Why do teens text and drive?
After the texting and driving accident, Reeve’s mother wanted to make an example of her son to help prevent accidents like this from occurring to others. She shared Reeve’s story on Facebook and ended her post by demanding:
Put the damn phones off and in a place you can’t be tempted to reach for it. Matt was lucky. This could have had a different outcome.
After just two months Matt managed to make a full recovery, pledging to never use his phone or text while driving again. After all, he knows the dangers of distracted driving from firsthand experience.
Teen Texting and Driving Statistics

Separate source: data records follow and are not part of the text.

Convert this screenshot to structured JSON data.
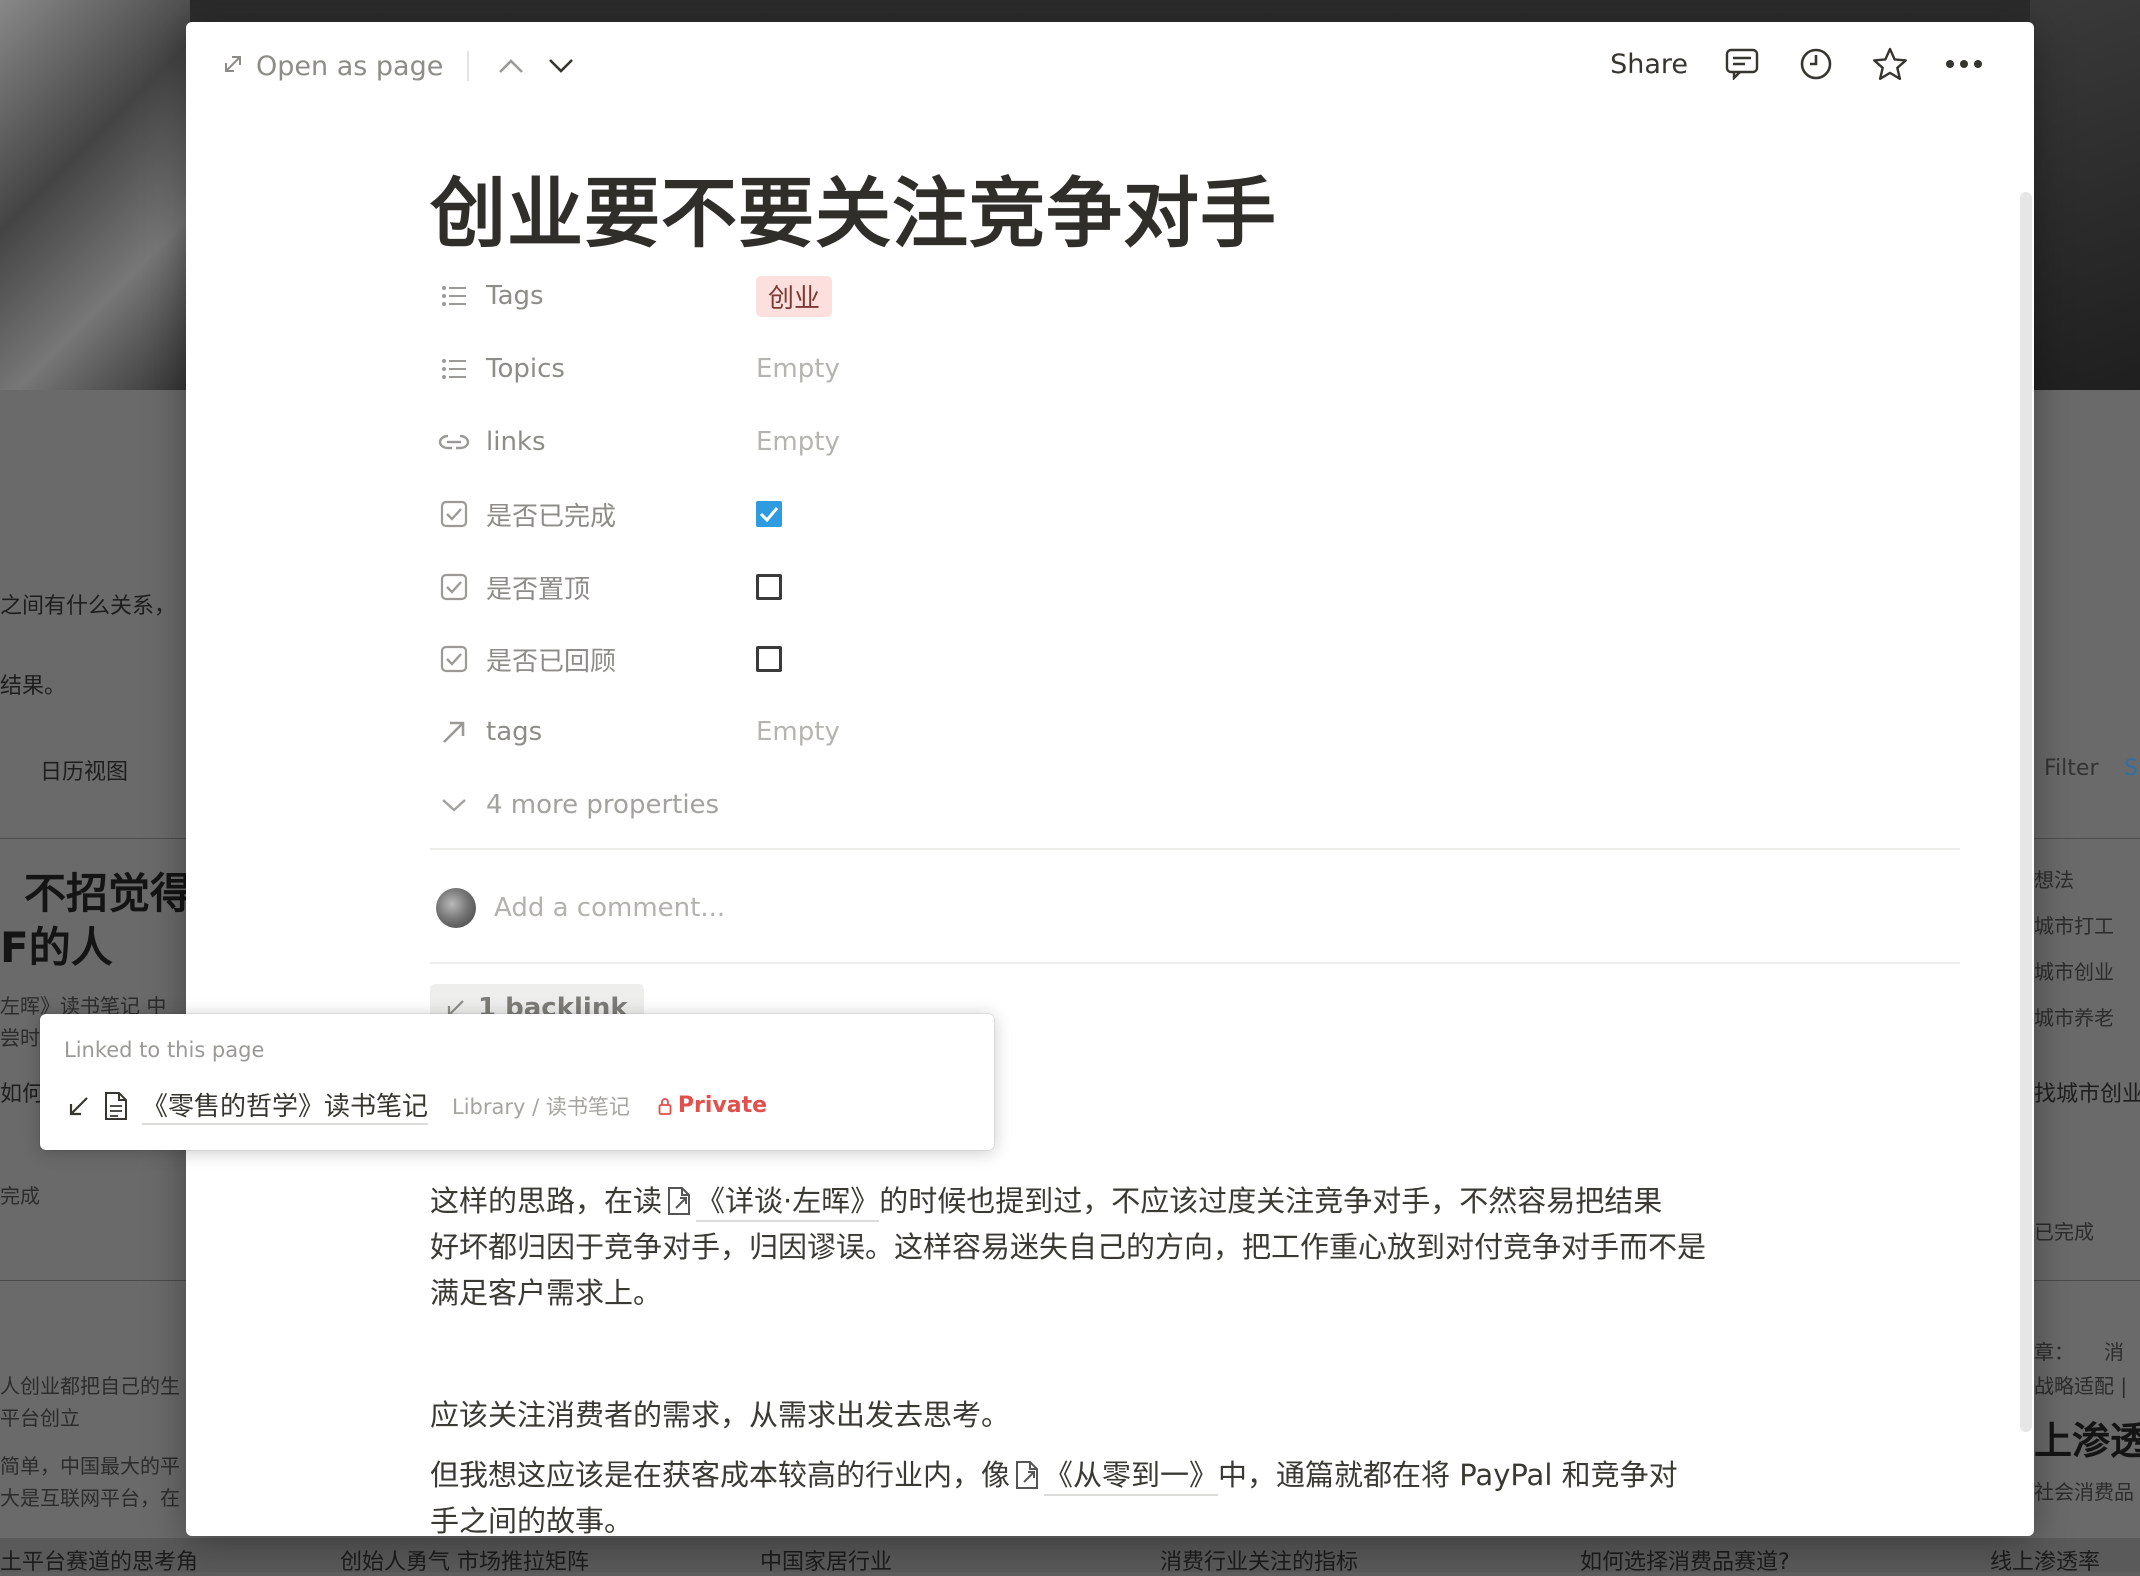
{
  "topbar": {
    "open_as_page": "Open as page",
    "share": "Share"
  },
  "page": {
    "title": "创业要不要关注竞争对手"
  },
  "properties": [
    {
      "label": "Tags",
      "icon": "list-icon",
      "value": "创业",
      "type": "tag"
    },
    {
      "label": "Topics",
      "icon": "list-icon",
      "value": "Empty",
      "type": "empty"
    },
    {
      "label": "links",
      "icon": "relation-icon",
      "value": "Empty",
      "type": "empty"
    },
    {
      "label": "是否已完成",
      "icon": "checkbox-icon",
      "checked": true,
      "type": "checkbox"
    },
    {
      "label": "是否置顶",
      "icon": "checkbox-icon",
      "checked": false,
      "type": "checkbox"
    },
    {
      "label": "是否已回顾",
      "icon": "checkbox-icon",
      "checked": false,
      "type": "checkbox"
    },
    {
      "label": "tags",
      "icon": "arrow-up-right-icon",
      "value": "Empty",
      "type": "empty"
    }
  ],
  "more_properties": "4 more properties",
  "comment": {
    "placeholder": "Add a comment..."
  },
  "backlinks": {
    "button_label": "1 backlink",
    "popover_heading": "Linked to this page",
    "item_title": "《零售的哲学》读书笔记",
    "item_path": "Library / 读书笔记",
    "item_private": "Private"
  },
  "body": {
    "p1_a": "这样的思路，在读",
    "p1_mention": "《详谈·左晖》",
    "p1_b": "的时候也提到过，不应该过度关注竞争对手，不然容易把结果",
    "p1_line2": "好坏都归因于竞争对手，归因谬误。这样容易迷失自己的方向，把工作重心放到对付竞争对手而不是",
    "p1_line3": "满足客户需求上。",
    "p2": "应该关注消费者的需求，从需求出发去思考。",
    "p3_a": "但我想这应该是在获客成本较高的行业内，像",
    "p3_mention": "《从零到一》",
    "p3_b": "中，通篇就都在将 PayPal 和竞争对",
    "p3_line2": "手之间的故事。"
  },
  "background": {
    "left_texts": [
      "之间有什么关系，",
      "结果。",
      "日历视图",
      "不招觉得",
      "F的人",
      "左晖》读书笔记 中",
      "尝时说",
      "如何",
      "完成",
      "人创业都把自己的生",
      "平台创立",
      "简单，中国最大的平",
      "大是互联网平台，在",
      "土平台赛道的思考角"
    ],
    "right_texts": [
      "Filter",
      "S",
      "想法",
      "城市打工",
      "城市创业",
      "城市养老",
      "找城市创业",
      "已完成",
      "章：",
      "消",
      "战略适配 |",
      "上渗透率",
      "社会消费品"
    ],
    "bottom_texts": [
      "创始人勇气 市场推拉矩阵",
      "中国家居行业",
      "消费行业关注的指标",
      "如何选择消费品赛道?",
      "线上渗透率"
    ]
  },
  "colors": {
    "accent_blue": "#2f9be0",
    "tag_bg": "#fde0dd",
    "private_red": "#e0504c"
  }
}
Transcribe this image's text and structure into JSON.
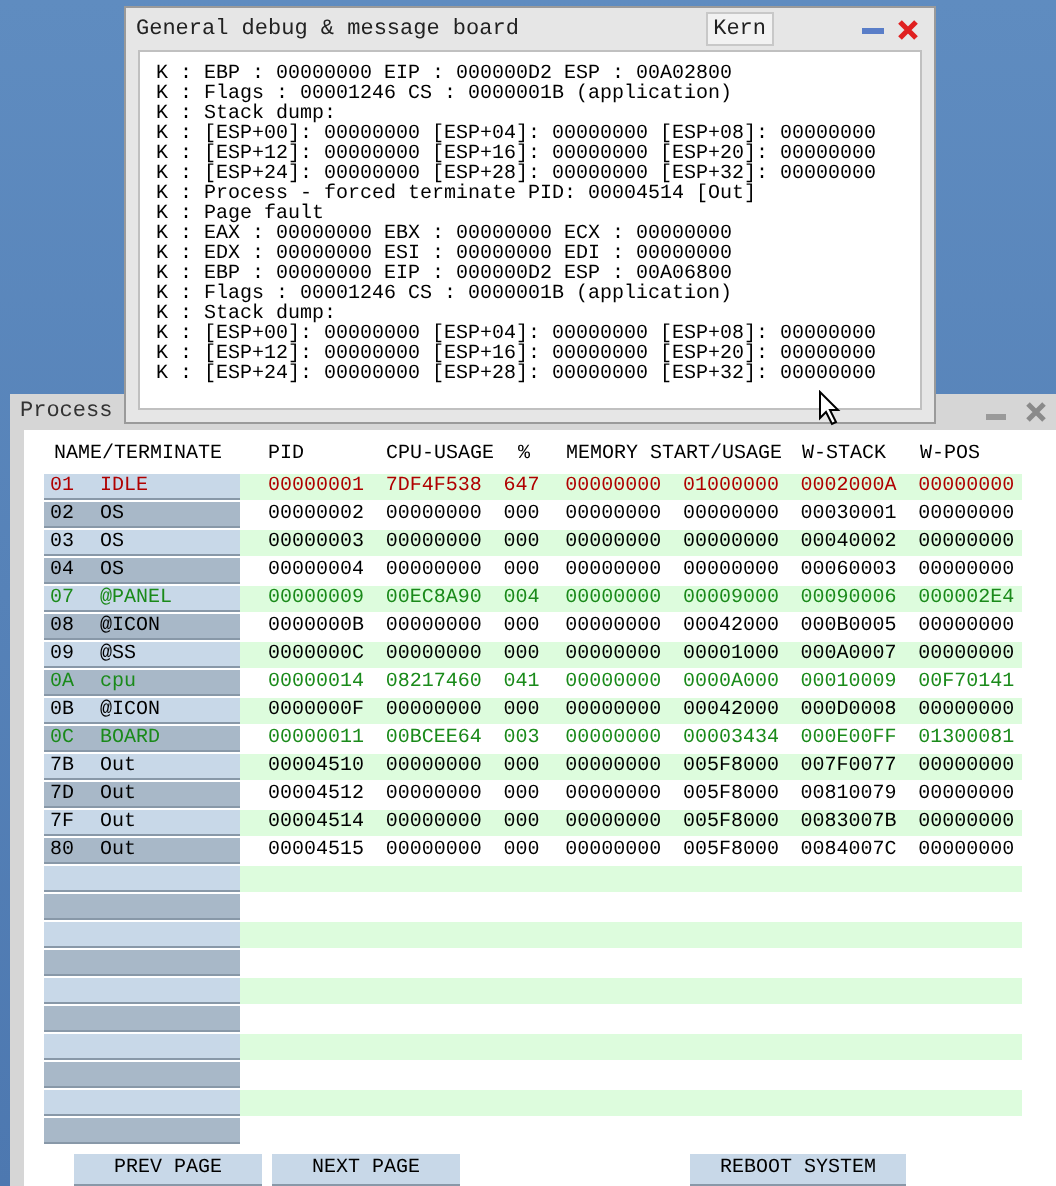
{
  "debug_window": {
    "title": "General debug & message board",
    "kern_button": "Kern",
    "lines": [
      "K : EBP : 00000000 EIP : 000000D2 ESP : 00A02800",
      "K : Flags : 00001246 CS : 0000001B (application)",
      "K : Stack dump:",
      "K : [ESP+00]: 00000000 [ESP+04]: 00000000 [ESP+08]: 00000000",
      "K : [ESP+12]: 00000000 [ESP+16]: 00000000 [ESP+20]: 00000000",
      "K : [ESP+24]: 00000000 [ESP+28]: 00000000 [ESP+32]: 00000000",
      "K : Process - forced terminate PID: 00004514 [Out]",
      "K : Page fault",
      "K : EAX : 00000000 EBX : 00000000 ECX : 00000000",
      "K : EDX : 00000000 ESI : 00000000 EDI : 00000000",
      "K : EBP : 00000000 EIP : 000000D2 ESP : 00A06800",
      "K : Flags : 00001246 CS : 0000001B (application)",
      "K : Stack dump:",
      "K : [ESP+00]: 00000000 [ESP+04]: 00000000 [ESP+08]: 00000000",
      "K : [ESP+12]: 00000000 [ESP+16]: 00000000 [ESP+20]: 00000000",
      "K : [ESP+24]: 00000000 [ESP+28]: 00000000 [ESP+32]: 00000000"
    ]
  },
  "process_window": {
    "title": "Process",
    "columns": [
      "NAME/TERMINATE",
      "",
      "PID",
      "CPU-USAGE",
      "%",
      "MEMORY START/USAGE",
      "",
      "W-STACK",
      "W-POS"
    ],
    "rows": [
      {
        "color": "#b00000",
        "cells": [
          "01",
          "IDLE",
          "00000001",
          "7DF4F538",
          "647",
          "00000000",
          "01000000",
          "0002000A",
          "00000000"
        ]
      },
      {
        "color": "#000000",
        "cells": [
          "02",
          "OS",
          "00000002",
          "00000000",
          "000",
          "00000000",
          "00000000",
          "00030001",
          "00000000"
        ]
      },
      {
        "color": "#000000",
        "cells": [
          "03",
          "OS",
          "00000003",
          "00000000",
          "000",
          "00000000",
          "00000000",
          "00040002",
          "00000000"
        ]
      },
      {
        "color": "#000000",
        "cells": [
          "04",
          "OS",
          "00000004",
          "00000000",
          "000",
          "00000000",
          "00000000",
          "00060003",
          "00000000"
        ]
      },
      {
        "color": "#1a8a1a",
        "cells": [
          "07",
          "@PANEL",
          "00000009",
          "00EC8A90",
          "004",
          "00000000",
          "00009000",
          "00090006",
          "000002E4"
        ]
      },
      {
        "color": "#000000",
        "cells": [
          "08",
          "@ICON",
          "0000000B",
          "00000000",
          "000",
          "00000000",
          "00042000",
          "000B0005",
          "00000000"
        ]
      },
      {
        "color": "#000000",
        "cells": [
          "09",
          "@SS",
          "0000000C",
          "00000000",
          "000",
          "00000000",
          "00001000",
          "000A0007",
          "00000000"
        ]
      },
      {
        "color": "#1a8a1a",
        "cells": [
          "0A",
          "cpu",
          "00000014",
          "08217460",
          "041",
          "00000000",
          "0000A000",
          "00010009",
          "00F70141"
        ]
      },
      {
        "color": "#000000",
        "cells": [
          "0B",
          "@ICON",
          "0000000F",
          "00000000",
          "000",
          "00000000",
          "00042000",
          "000D0008",
          "00000000"
        ]
      },
      {
        "color": "#1a8a1a",
        "cells": [
          "0C",
          "BOARD",
          "00000011",
          "00BCEE64",
          "003",
          "00000000",
          "00003434",
          "000E00FF",
          "01300081"
        ]
      },
      {
        "color": "#000000",
        "cells": [
          "7B",
          "Out",
          "00004510",
          "00000000",
          "000",
          "00000000",
          "005F8000",
          "007F0077",
          "00000000"
        ]
      },
      {
        "color": "#000000",
        "cells": [
          "7D",
          "Out",
          "00004512",
          "00000000",
          "000",
          "00000000",
          "005F8000",
          "00810079",
          "00000000"
        ]
      },
      {
        "color": "#000000",
        "cells": [
          "7F",
          "Out",
          "00004514",
          "00000000",
          "000",
          "00000000",
          "005F8000",
          "0083007B",
          "00000000"
        ]
      },
      {
        "color": "#000000",
        "cells": [
          "80",
          "Out",
          "00004515",
          "00000000",
          "000",
          "00000000",
          "005F8000",
          "0084007C",
          "00000000"
        ]
      }
    ],
    "buttons": [
      "PREV PAGE",
      "NEXT PAGE",
      "REBOOT SYSTEM"
    ]
  }
}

Matt and his parents have expressed their desire to continue raising awareness about the dangers of texting and driving and other forms of distracted driving. Each day, 11 teenagers lose their life because they were texting and driving. Linda says that she has already heard from friends, relatives, and even strangers about how they’ve changed their driving habits after reading Matt’s story. Just one person changing their driving habits could mean one life saved, which is why Matt and his parents are pleased about the impact sharing their story has made so far.